For those with an adventuresome or entrepreneurial spirit, now may be the time. Technology and transportation have created many new opportunities that make place of residence less constraining. COVID-19 has taught us the how and when of work is more important than the where. I spent more of 2020 working from home on a rural southwest Georgia farm than I did from the office. We have all learned a great deal about working remotely. Let’s capitalize on that to make living in a rural community a good option for more people.

Education: We all want good educational opportunities for our kids. Our education system has really come under fire during the pandemic. This is especially true for public K-12 education. Many school kids have been out of the classroom for nearly a year, missing the instruction, competition, and socialization that occur in a structured classroom. They have also missed the arts, athletics and other activities that round out the educational experience.

Many families have discovered alternatives – private schools, parochial schools or home school. Some families have relocated so children can have a better school experience. I’m not saying rural communities necessarily offer better options for education, but, over the past year, the bar for educational attainment has certainly been lowered, and it seems to me that smaller schools, like those in rural communities, have often navigated the turbulent waters better than large urban and suburban schools.

Health care: Access to primary and specialized health care is sometimes a challenge in rural communities, but where there is a will, there is a way. In Georgia, I think we’ve rounded a corner. With the help of the Georgia Rural Hospital Stabilization Program, and innovation like that seen in recent years at the Miller County Hospital and Clinch Memorial Hospital, the future looks much brighter.

 Private and public healthcare sectors are finding new ways to provide better access to health care.

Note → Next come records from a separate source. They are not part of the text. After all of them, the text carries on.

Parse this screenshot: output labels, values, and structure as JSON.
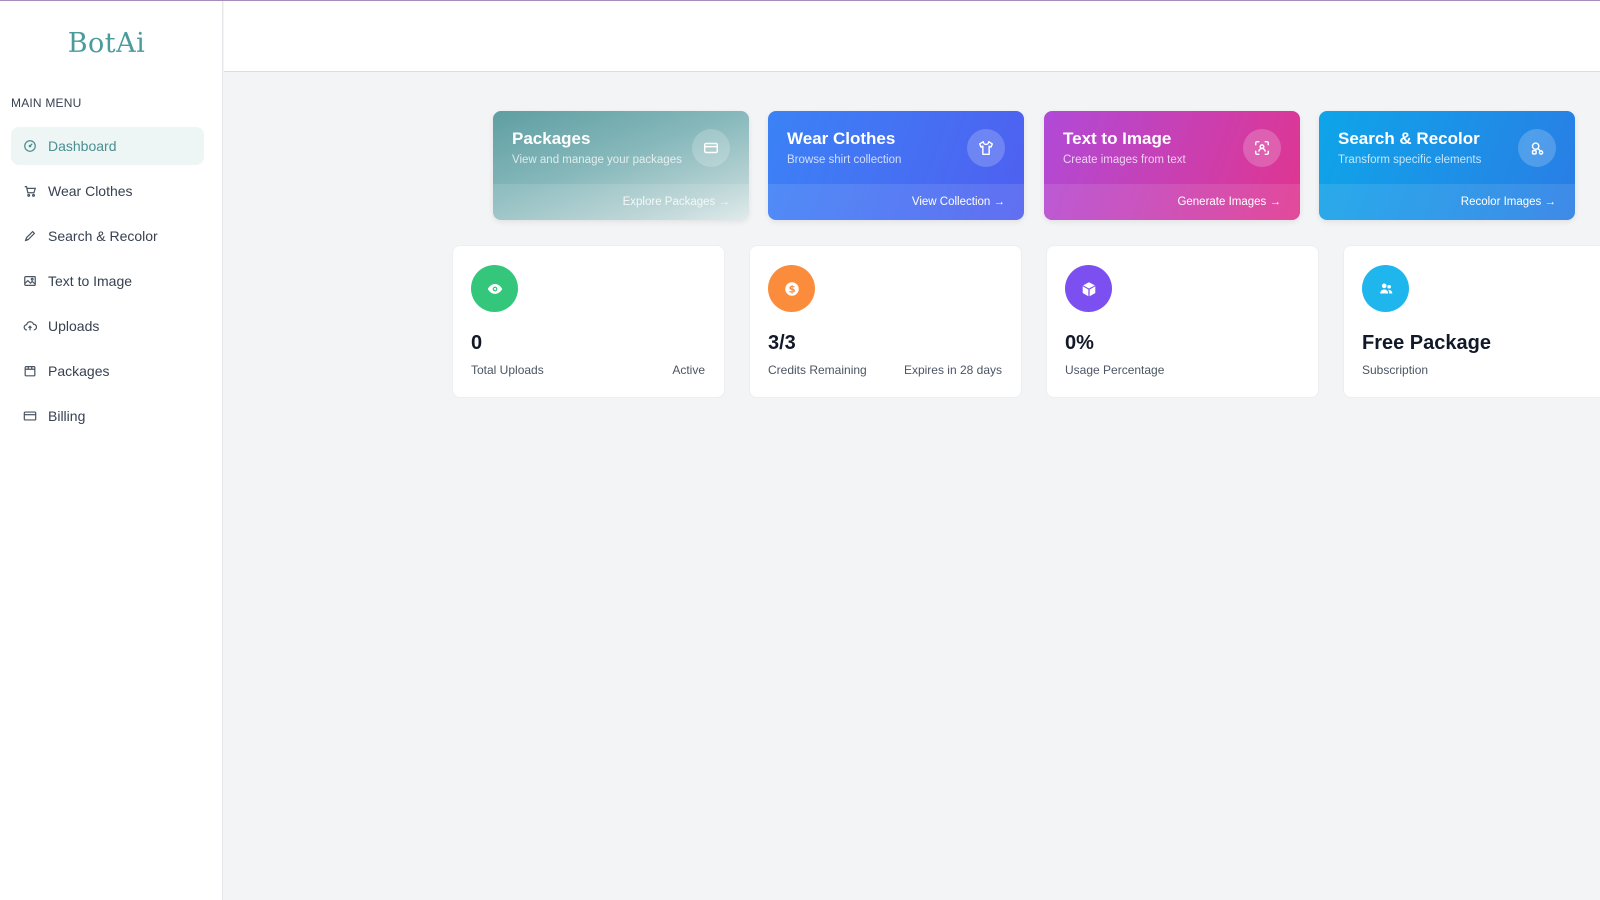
{
  "app": {
    "logo": "BotAi"
  },
  "sidebar": {
    "heading": "MAIN MENU",
    "items": [
      {
        "label": "Dashboard",
        "icon": "gauge-icon",
        "active": true
      },
      {
        "label": "Wear Clothes",
        "icon": "cart-icon"
      },
      {
        "label": "Search & Recolor",
        "icon": "pencil-icon"
      },
      {
        "label": "Text to Image",
        "icon": "image-icon"
      },
      {
        "label": "Uploads",
        "icon": "cloud-upload-icon"
      },
      {
        "label": "Packages",
        "icon": "package-icon"
      },
      {
        "label": "Billing",
        "icon": "credit-card-icon"
      }
    ]
  },
  "features": [
    {
      "title": "Packages",
      "subtitle": "View and manage your packages",
      "link": "Explore Packages →",
      "icon": "card-icon"
    },
    {
      "title": "Wear Clothes",
      "subtitle": "Browse shirt collection",
      "link": "View Collection →",
      "icon": "shirt-icon"
    },
    {
      "title": "Text to Image",
      "subtitle": "Create images from text",
      "link": "Generate Images →",
      "icon": "scan-face-icon"
    },
    {
      "title": "Search & Recolor",
      "subtitle": "Transform specific elements",
      "link": "Recolor Images →",
      "icon": "search-shapes-icon"
    }
  ],
  "stats": [
    {
      "value": "0",
      "label": "Total Uploads",
      "meta": "Active",
      "icon": "eye-icon",
      "color": "#34c77b"
    },
    {
      "value": "3/3",
      "label": "Credits Remaining",
      "meta": "Expires in 28 days",
      "icon": "dollar-icon",
      "color": "#fb8c3c"
    },
    {
      "value": "0%",
      "label": "Usage Percentage",
      "meta": "",
      "icon": "cube-icon",
      "color": "#7c4ff0"
    },
    {
      "value": "Free Package",
      "label": "Subscription",
      "meta": "",
      "icon": "users-icon",
      "color": "#1fb6ee"
    }
  ]
}
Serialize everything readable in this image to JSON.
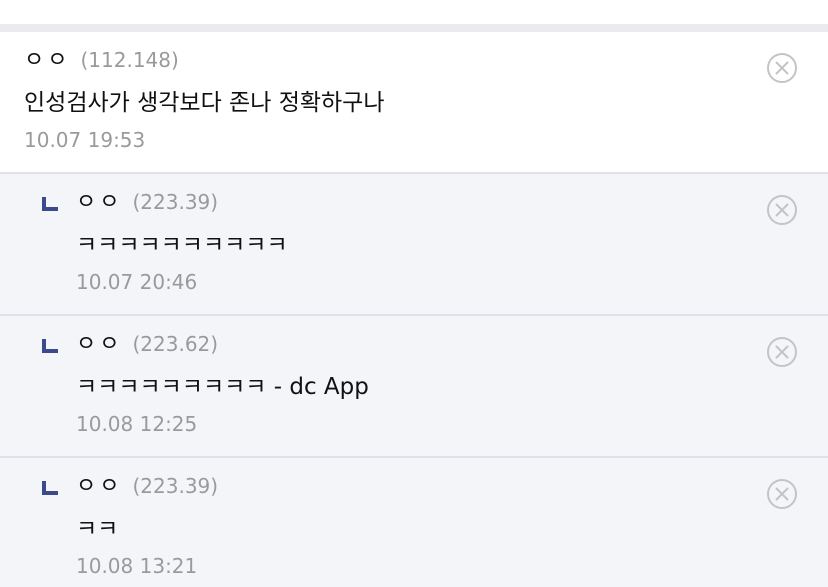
{
  "comments": [
    {
      "nickname": "ㅇㅇ",
      "ip": "(112.148)",
      "text": "인성검사가 생각보다 존나 정확하구나",
      "time": "10.07 19:53"
    }
  ],
  "replies": [
    {
      "nickname": "ㅇㅇ",
      "ip": "(223.39)",
      "text": "ㅋㅋㅋㅋㅋㅋㅋㅋㅋㅋ",
      "time": "10.07 20:46"
    },
    {
      "nickname": "ㅇㅇ",
      "ip": "(223.62)",
      "text": "ㅋㅋㅋㅋㅋㅋㅋㅋㅋ - dc App",
      "time": "10.08 12:25"
    },
    {
      "nickname": "ㅇㅇ",
      "ip": "(223.39)",
      "text": "ㅋㅋ",
      "time": "10.08 13:21"
    }
  ],
  "icons": {
    "close": "close-circle-icon",
    "reply": "reply-arrow-icon"
  },
  "colors": {
    "reply_mark": "#3b4a8c",
    "close_icon": "#c4c4c4",
    "reply_background": "#f4f5f9"
  }
}
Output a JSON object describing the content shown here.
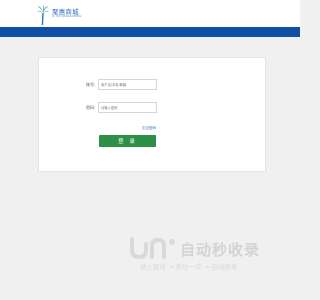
{
  "header": {
    "logo_text": "聚惠商城",
    "logo_subtext": "JU HUI SHANGCHENG",
    "brand_color": "#2a6fc2",
    "bar_color": "#0f4fa8"
  },
  "login": {
    "account_label": "账号:",
    "account_placeholder": "用户名/手机/邮箱",
    "password_label": "密码:",
    "password_placeholder": "请输入密码",
    "forgot_link": "忘记密码",
    "submit_label": "登 录",
    "button_color": "#2e8f46"
  },
  "watermark": {
    "title": "自动秒收录",
    "subtitle": "做上链接 → 来访一次 → 自动收录"
  }
}
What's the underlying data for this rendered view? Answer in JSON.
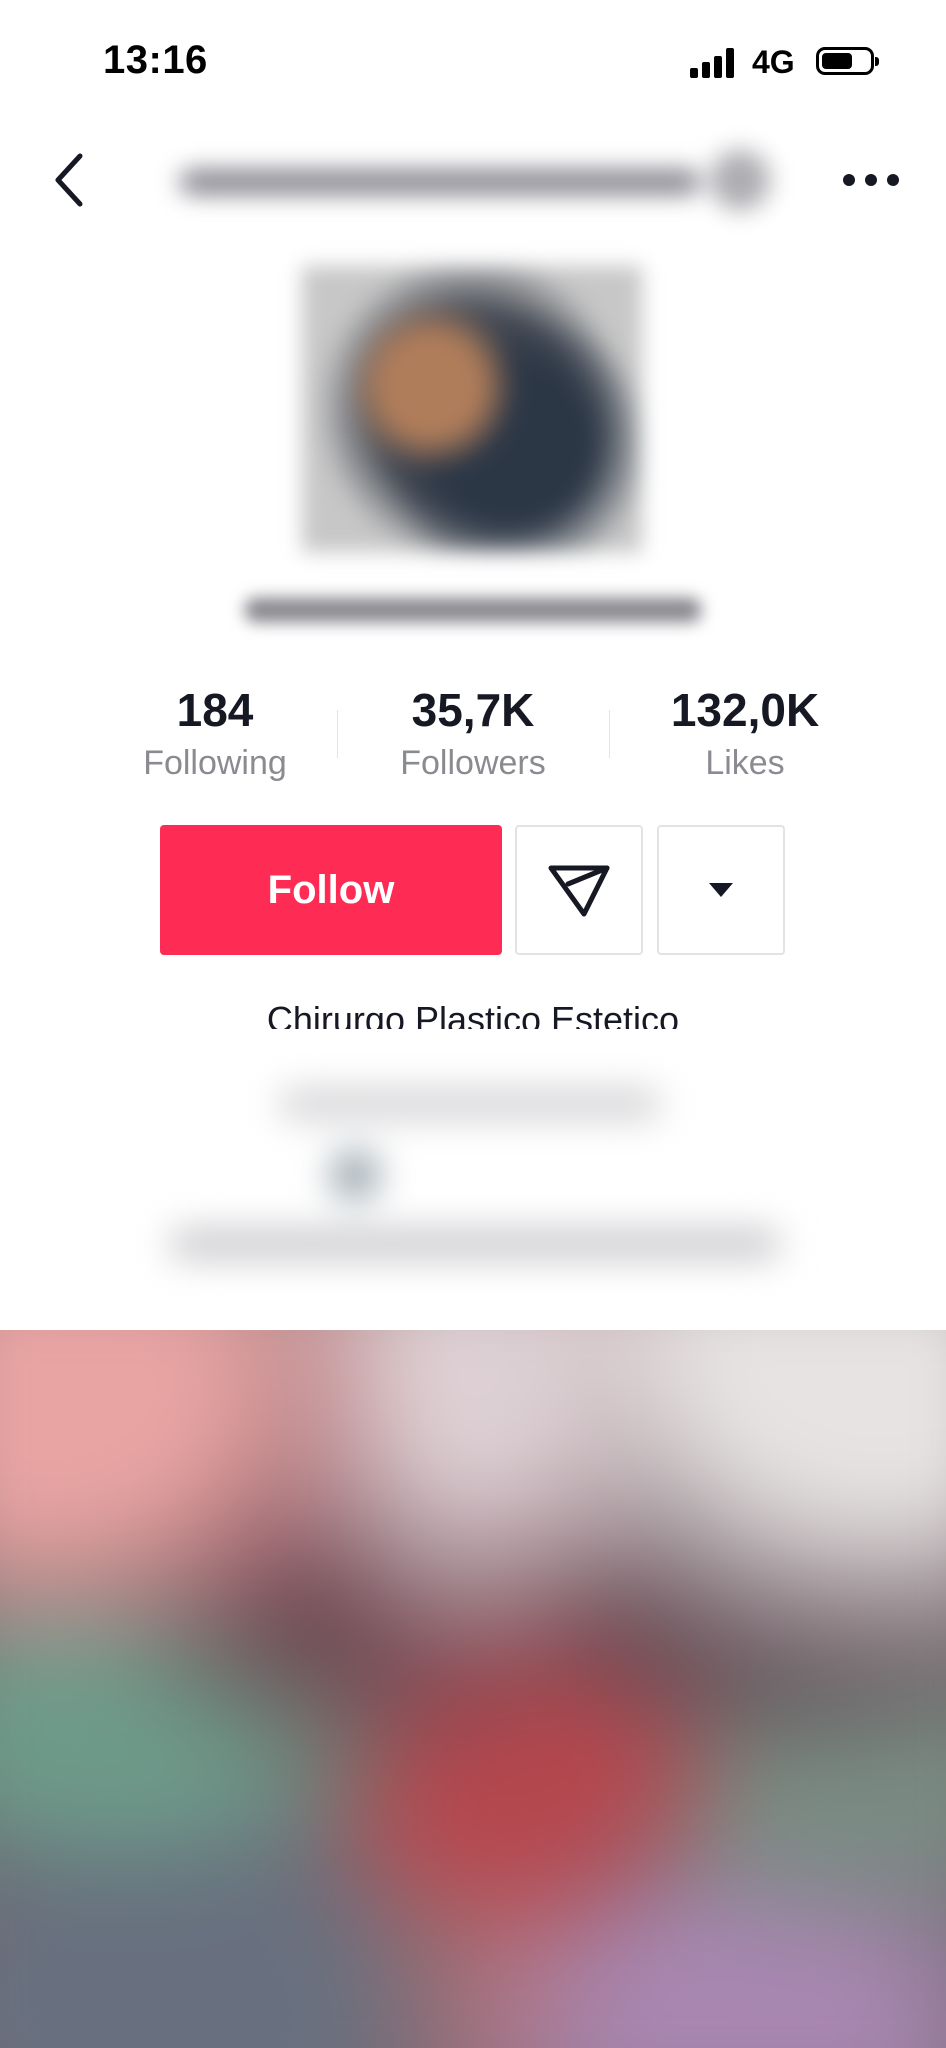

Mercer University’s School of Medicine has made a strong commitment to train physicians who are committed to serve Georgia’s rural communities, and is increasing access to primary care by opening clinics in Plains, Fort Gaines, Fort Valley, and Eatonton, with the promise of more to come. Mercer is also home to Georgia’s Rural Health Innovation Center.

 In recent months, private clinics are popping up around Georgia in unexpected places, like Preston. There, an ambitious rural entrepreneur pharmacist, Nikki Bryant, is seeing to it that people in one of Georgia’s least populated counties have access to health care.

 And, the Global Partnership for Telehealth, headquartered in Blackshear, is now a nationally and internationally recognized leader in telehealth services. The Center for Rural Prosperity and Innovation is working with the Partnership (GPT) to expand services within Georgia’s rural K-12 education systems, and the Georgia Rural Health Innovation Center is using their services in their clinic network.

 Anything is possible when people pull together and make a commitment to a better life. Rural communities have much to offer, especially in these trying times. If you want space to spread out and breathe clean air, enjoy nature, become more self-reliant and raise your family with an emphasis on quality of life, you may want to go rural. It is all about priorities and choices. Come be part of this rural renaissance.

•Dr. David Bridges is the Interim Director of Georgia’s Rural Center and the President of Abraham Baldwin Agricultural College.